Data extract:
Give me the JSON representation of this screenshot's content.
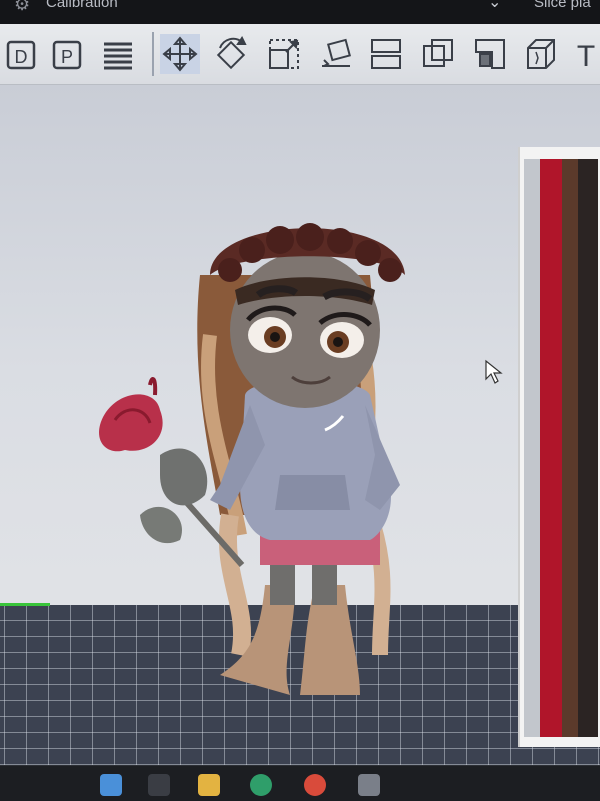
{
  "window": {
    "title": "Calibration",
    "slice_label": "Slice pla"
  },
  "toolbar": {
    "tools": [
      {
        "icon": "layer-view-icon",
        "label": "D"
      },
      {
        "icon": "preview-view-icon",
        "label": "P"
      },
      {
        "icon": "list-lines-icon"
      },
      {
        "icon": "move-arrows-icon",
        "active": true
      },
      {
        "icon": "rotate-icon"
      },
      {
        "icon": "scale-icon"
      },
      {
        "icon": "lay-flat-icon"
      },
      {
        "icon": "split-objects-icon"
      },
      {
        "icon": "boolean-overlap-icon"
      },
      {
        "icon": "support-paint-icon"
      },
      {
        "icon": "seam-cube-icon"
      },
      {
        "icon": "text-tool-icon",
        "label": "T"
      }
    ]
  },
  "colors": {
    "toolbar_bg": "#e0e2e6",
    "viewport_sky": "#d4d7de",
    "build_plate": "#3c4251",
    "plate_edge_accent": "#39c43a",
    "hoodie": "#9aa0b8",
    "shorts": "#c9607a",
    "rose": "#b8304a",
    "hair": "#5a2a24"
  },
  "taskbar": {
    "icons": [
      "start-icon",
      "search-icon",
      "file-explorer-icon",
      "edge-icon",
      "chrome-icon",
      "app-icon"
    ]
  }
}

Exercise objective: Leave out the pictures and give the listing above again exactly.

Solution:
Give me the JSON representation of this screenshot's content.
{
  "window": {
    "title": "Calibration",
    "slice_label": "Slice pla"
  },
  "toolbar": {
    "tools": [
      {
        "icon": "layer-view-icon",
        "label": "D"
      },
      {
        "icon": "preview-view-icon",
        "label": "P"
      },
      {
        "icon": "list-lines-icon"
      },
      {
        "icon": "move-arrows-icon",
        "active": true
      },
      {
        "icon": "rotate-icon"
      },
      {
        "icon": "scale-icon"
      },
      {
        "icon": "lay-flat-icon"
      },
      {
        "icon": "split-objects-icon"
      },
      {
        "icon": "boolean-overlap-icon"
      },
      {
        "icon": "support-paint-icon"
      },
      {
        "icon": "seam-cube-icon"
      },
      {
        "icon": "text-tool-icon",
        "label": "T"
      }
    ]
  },
  "colors": {
    "toolbar_bg": "#e0e2e6",
    "viewport_sky": "#d4d7de",
    "build_plate": "#3c4251",
    "plate_edge_accent": "#39c43a",
    "hoodie": "#9aa0b8",
    "shorts": "#c9607a",
    "rose": "#b8304a",
    "hair": "#5a2a24"
  },
  "taskbar": {
    "icons": [
      "start-icon",
      "search-icon",
      "file-explorer-icon",
      "edge-icon",
      "chrome-icon",
      "app-icon"
    ]
  }
}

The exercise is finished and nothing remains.